___ Data for the task

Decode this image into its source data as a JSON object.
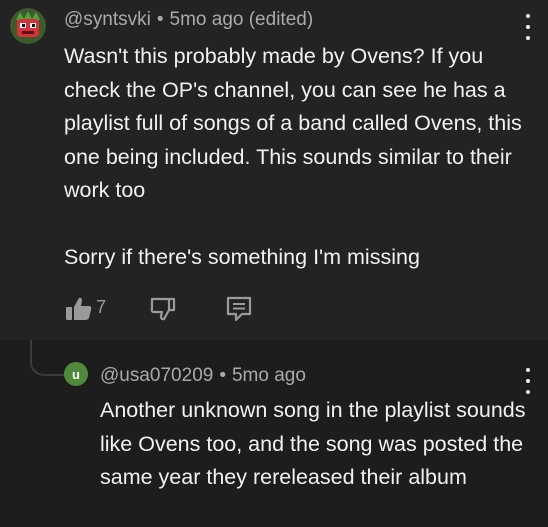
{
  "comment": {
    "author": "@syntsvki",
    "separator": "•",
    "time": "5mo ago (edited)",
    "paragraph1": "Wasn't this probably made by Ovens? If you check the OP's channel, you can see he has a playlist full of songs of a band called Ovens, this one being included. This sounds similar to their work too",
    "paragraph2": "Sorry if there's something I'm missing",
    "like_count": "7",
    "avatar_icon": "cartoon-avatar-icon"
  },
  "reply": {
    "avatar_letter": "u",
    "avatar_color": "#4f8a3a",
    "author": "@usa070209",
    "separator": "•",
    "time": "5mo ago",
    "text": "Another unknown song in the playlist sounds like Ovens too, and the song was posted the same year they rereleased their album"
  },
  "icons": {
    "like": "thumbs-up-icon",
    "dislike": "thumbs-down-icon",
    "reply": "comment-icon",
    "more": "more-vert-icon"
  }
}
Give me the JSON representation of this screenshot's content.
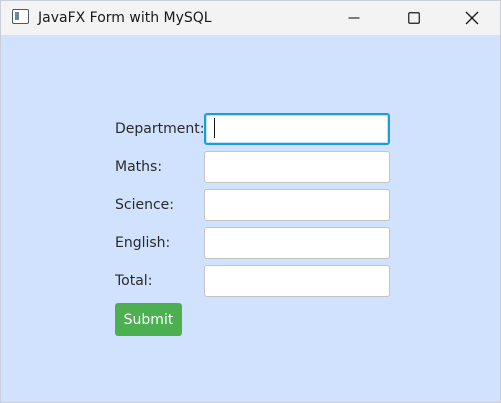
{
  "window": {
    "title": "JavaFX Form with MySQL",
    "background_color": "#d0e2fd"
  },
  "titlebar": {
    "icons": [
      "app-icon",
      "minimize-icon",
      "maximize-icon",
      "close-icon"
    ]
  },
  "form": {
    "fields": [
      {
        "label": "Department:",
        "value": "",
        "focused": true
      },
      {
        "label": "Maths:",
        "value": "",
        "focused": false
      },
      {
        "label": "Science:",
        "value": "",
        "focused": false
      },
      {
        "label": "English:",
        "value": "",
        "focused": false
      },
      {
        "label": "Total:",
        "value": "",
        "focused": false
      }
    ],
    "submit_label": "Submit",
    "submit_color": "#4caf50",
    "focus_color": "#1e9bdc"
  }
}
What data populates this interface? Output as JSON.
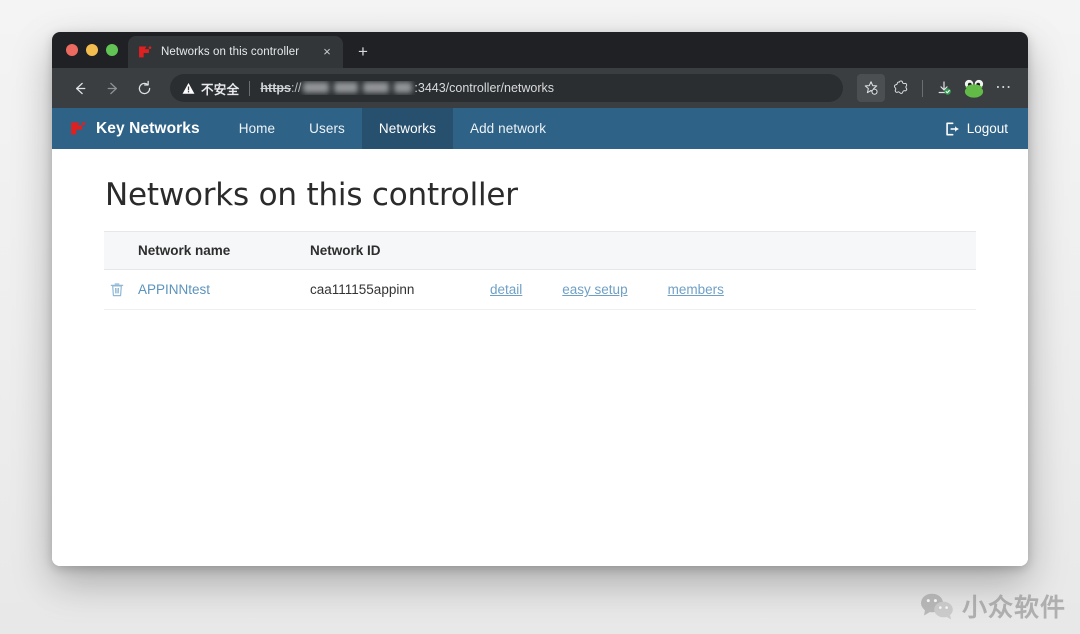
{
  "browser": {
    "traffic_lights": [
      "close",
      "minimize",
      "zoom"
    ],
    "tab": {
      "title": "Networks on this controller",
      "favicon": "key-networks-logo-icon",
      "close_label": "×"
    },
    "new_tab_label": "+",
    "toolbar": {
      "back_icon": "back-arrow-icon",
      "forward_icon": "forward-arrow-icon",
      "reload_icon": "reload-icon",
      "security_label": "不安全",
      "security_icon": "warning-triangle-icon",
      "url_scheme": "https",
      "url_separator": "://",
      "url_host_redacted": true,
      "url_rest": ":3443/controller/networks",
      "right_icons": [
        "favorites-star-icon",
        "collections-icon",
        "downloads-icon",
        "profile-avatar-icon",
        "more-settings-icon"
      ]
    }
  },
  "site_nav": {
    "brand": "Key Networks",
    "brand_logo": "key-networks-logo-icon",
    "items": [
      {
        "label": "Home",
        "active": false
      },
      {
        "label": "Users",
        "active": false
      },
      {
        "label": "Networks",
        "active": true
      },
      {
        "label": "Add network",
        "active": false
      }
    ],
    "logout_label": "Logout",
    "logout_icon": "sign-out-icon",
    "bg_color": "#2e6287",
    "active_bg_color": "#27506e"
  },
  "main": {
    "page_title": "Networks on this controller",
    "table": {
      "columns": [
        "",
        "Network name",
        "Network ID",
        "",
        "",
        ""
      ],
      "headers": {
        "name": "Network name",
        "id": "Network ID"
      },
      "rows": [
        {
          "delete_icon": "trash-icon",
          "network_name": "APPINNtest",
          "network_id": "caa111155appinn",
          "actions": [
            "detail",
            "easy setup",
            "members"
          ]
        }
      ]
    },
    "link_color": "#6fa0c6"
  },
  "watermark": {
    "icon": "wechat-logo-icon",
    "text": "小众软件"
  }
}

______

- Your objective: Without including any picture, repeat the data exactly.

- Solution:
Decode this image into its source data as a JSON object.
{
  "comment": {
    "author": "@syntsvki",
    "separator": "•",
    "time": "5mo ago (edited)",
    "paragraph1": "Wasn't this probably made by Ovens? If you check the OP's channel, you can see he has a playlist full of songs of a band called Ovens, this one being included. This sounds similar to their work too",
    "paragraph2": "Sorry if there's something I'm missing",
    "like_count": "7",
    "avatar_icon": "cartoon-avatar-icon"
  },
  "reply": {
    "avatar_letter": "u",
    "avatar_color": "#4f8a3a",
    "author": "@usa070209",
    "separator": "•",
    "time": "5mo ago",
    "text": "Another unknown song in the playlist sounds like Ovens too, and the song was posted the same year they rereleased their album"
  },
  "icons": {
    "like": "thumbs-up-icon",
    "dislike": "thumbs-down-icon",
    "reply": "comment-icon",
    "more": "more-vert-icon"
  }
}
Give me the JSON representation of this screenshot's content.
{
  "window": {
    "title": "JavaFX Form with MySQL",
    "background_color": "#d0e2fd"
  },
  "titlebar": {
    "icons": [
      "app-icon",
      "minimize-icon",
      "maximize-icon",
      "close-icon"
    ]
  },
  "form": {
    "fields": [
      {
        "label": "Department:",
        "value": "",
        "focused": true
      },
      {
        "label": "Maths:",
        "value": "",
        "focused": false
      },
      {
        "label": "Science:",
        "value": "",
        "focused": false
      },
      {
        "label": "English:",
        "value": "",
        "focused": false
      },
      {
        "label": "Total:",
        "value": "",
        "focused": false
      }
    ],
    "submit_label": "Submit",
    "submit_color": "#4caf50",
    "focus_color": "#1e9bdc"
  }
}
What data populates this interface? Output as JSON.
{
  "browser": {
    "traffic_lights": [
      "close",
      "minimize",
      "zoom"
    ],
    "tab": {
      "title": "Networks on this controller",
      "favicon": "key-networks-logo-icon",
      "close_label": "×"
    },
    "new_tab_label": "+",
    "toolbar": {
      "back_icon": "back-arrow-icon",
      "forward_icon": "forward-arrow-icon",
      "reload_icon": "reload-icon",
      "security_label": "不安全",
      "security_icon": "warning-triangle-icon",
      "url_scheme": "https",
      "url_separator": "://",
      "url_host_redacted": true,
      "url_rest": ":3443/controller/networks",
      "right_icons": [
        "favorites-star-icon",
        "collections-icon",
        "downloads-icon",
        "profile-avatar-icon",
        "more-settings-icon"
      ]
    }
  },
  "site_nav": {
    "brand": "Key Networks",
    "brand_logo": "key-networks-logo-icon",
    "items": [
      {
        "label": "Home",
        "active": false
      },
      {
        "label": "Users",
        "active": false
      },
      {
        "label": "Networks",
        "active": true
      },
      {
        "label": "Add network",
        "active": false
      }
    ],
    "logout_label": "Logout",
    "logout_icon": "sign-out-icon",
    "bg_color": "#2e6287",
    "active_bg_color": "#27506e"
  },
  "main": {
    "page_title": "Networks on this controller",
    "table": {
      "columns": [
        "",
        "Network name",
        "Network ID",
        "",
        "",
        ""
      ],
      "headers": {
        "name": "Network name",
        "id": "Network ID"
      },
      "rows": [
        {
          "delete_icon": "trash-icon",
          "network_name": "APPINNtest",
          "network_id": "caa111155appinn",
          "actions": [
            "detail",
            "easy setup",
            "members"
          ]
        }
      ]
    },
    "link_color": "#6fa0c6"
  },
  "watermark": {
    "icon": "wechat-logo-icon",
    "text": "小众软件"
  }
}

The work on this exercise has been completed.